Like those supporters, I now believe that James Spadola is the best candidate to represent Wilmington and Delaware (State Senate District #1). He’s someone I want in civic affairs, policy conversations and politics. No doubt James is challenged this year: in a hyperpartisan election cycle, the top of James’s ticket is a contentious Republican presidential candidate likely to turn off the majority Democrats (about 60 percent) in the district his 40-year veteran Democratic opponent benefits from. But James is the kind of person I want involved in politics.
The more I looked at this situation, the more I believed this was a safe place for me to make my first (very small) foray into a different slice of politics.
So I went to a fundraiser (depicted above), helpfully held at a coworking space our publication knows well.
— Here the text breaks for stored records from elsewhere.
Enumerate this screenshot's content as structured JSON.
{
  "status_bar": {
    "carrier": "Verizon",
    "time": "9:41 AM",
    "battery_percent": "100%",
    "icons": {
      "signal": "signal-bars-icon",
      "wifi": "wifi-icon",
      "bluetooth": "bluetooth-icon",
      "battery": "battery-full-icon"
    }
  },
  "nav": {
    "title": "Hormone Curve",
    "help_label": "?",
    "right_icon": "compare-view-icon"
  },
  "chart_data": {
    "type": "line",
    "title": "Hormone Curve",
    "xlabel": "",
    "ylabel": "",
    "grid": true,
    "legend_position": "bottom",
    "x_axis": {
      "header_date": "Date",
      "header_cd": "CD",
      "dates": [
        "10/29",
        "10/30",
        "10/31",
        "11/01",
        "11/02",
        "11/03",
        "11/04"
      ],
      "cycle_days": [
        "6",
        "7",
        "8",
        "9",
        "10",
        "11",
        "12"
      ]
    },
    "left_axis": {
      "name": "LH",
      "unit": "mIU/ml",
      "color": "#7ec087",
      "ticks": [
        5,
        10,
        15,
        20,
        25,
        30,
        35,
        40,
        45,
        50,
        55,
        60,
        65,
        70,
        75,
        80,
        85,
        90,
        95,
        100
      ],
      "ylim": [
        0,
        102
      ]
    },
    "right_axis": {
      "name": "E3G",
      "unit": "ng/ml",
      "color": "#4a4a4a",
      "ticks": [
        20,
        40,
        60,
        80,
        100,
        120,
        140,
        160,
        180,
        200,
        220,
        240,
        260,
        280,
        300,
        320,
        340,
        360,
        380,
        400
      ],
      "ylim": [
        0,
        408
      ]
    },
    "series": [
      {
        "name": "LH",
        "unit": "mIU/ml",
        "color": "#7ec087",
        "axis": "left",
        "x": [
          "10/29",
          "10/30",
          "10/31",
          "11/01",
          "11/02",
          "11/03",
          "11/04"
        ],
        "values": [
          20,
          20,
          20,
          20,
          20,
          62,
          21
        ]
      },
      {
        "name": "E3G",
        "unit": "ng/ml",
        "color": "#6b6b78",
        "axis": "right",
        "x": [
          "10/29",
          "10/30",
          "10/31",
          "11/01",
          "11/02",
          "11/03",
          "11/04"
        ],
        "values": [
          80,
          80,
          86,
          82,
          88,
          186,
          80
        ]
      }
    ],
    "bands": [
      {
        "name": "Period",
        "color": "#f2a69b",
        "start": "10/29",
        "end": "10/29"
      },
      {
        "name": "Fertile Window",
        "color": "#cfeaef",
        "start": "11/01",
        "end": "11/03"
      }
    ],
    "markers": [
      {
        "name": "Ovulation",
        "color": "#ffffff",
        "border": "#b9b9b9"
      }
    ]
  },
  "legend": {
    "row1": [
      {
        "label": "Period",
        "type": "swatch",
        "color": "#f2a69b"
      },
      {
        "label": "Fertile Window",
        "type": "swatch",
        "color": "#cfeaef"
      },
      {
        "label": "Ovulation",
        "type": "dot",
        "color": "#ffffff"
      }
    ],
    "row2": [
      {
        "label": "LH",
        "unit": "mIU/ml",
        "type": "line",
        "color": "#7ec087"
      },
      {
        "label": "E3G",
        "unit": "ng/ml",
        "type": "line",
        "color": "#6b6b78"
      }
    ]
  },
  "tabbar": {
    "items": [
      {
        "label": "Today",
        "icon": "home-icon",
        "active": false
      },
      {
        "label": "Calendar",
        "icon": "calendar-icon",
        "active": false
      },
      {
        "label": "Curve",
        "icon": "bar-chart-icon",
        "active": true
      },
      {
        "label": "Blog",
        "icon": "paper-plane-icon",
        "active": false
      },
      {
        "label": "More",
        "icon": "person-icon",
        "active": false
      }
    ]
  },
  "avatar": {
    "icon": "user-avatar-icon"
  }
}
The Democrat founder of the property development company (whom I know well too) behind the coworking space was the event’s sponsor and host. I had a couple beers and appetizers, met an array of people James had met eagerly knocking on doors in his district and then heard James, current Delaware State Senator Greg Lavelle and the evening’s host Paul McConnell speak. (Delaware State Treasurer Ken Simpler was there too.)
And what I heard was exactly what I want to hear in all situations like that. Effectively behind closed doors, with all the reason to be critical and tribal, there was no chest bumping or ugly rhetoric, no bashing of the opponent or hyper partisan talk.
State Senator Lavelle said he believed Delaware was at its best when there was bipartisan centrism. He didn’t call for his party to take over, he just wanted “a few good people from both sides to be around the table.” Simpler talked about commonsense, wonky policy. There was lots more talk about governing than about the business of politics.
James, just 33, gave his stump speech, a mix of national policy issues and lessons from his work, like drug decriminalization lessons from policing.
It was all very civilized. James thinks he can do a better job than his opponent: he doesn’t think his opponent is a bad person. It was in a room of people from Delaware hearing someone say why. Everyone cared about their community.
It’s likely clear that I won’t be doing much political donating anytime soon. But I’m sure I’ll do some. And for the near term, I’ll continue to disclose here and seek our similar settings and candidates.
I can’t vote for James, since I don’t live in his district, and we’ll have to wait until November to see the result, but I’ll plan to donate to those like him, who want to work together to find compromise and make their communities better. I don’t care what party affiliation you are. In truth, I don’t care if we agree on everything.
I care that you’ll listen, like James does. Because I know James is no zealot nor ideologue. When I disagree with him, he actually listens to me. That’s someone I’ll support.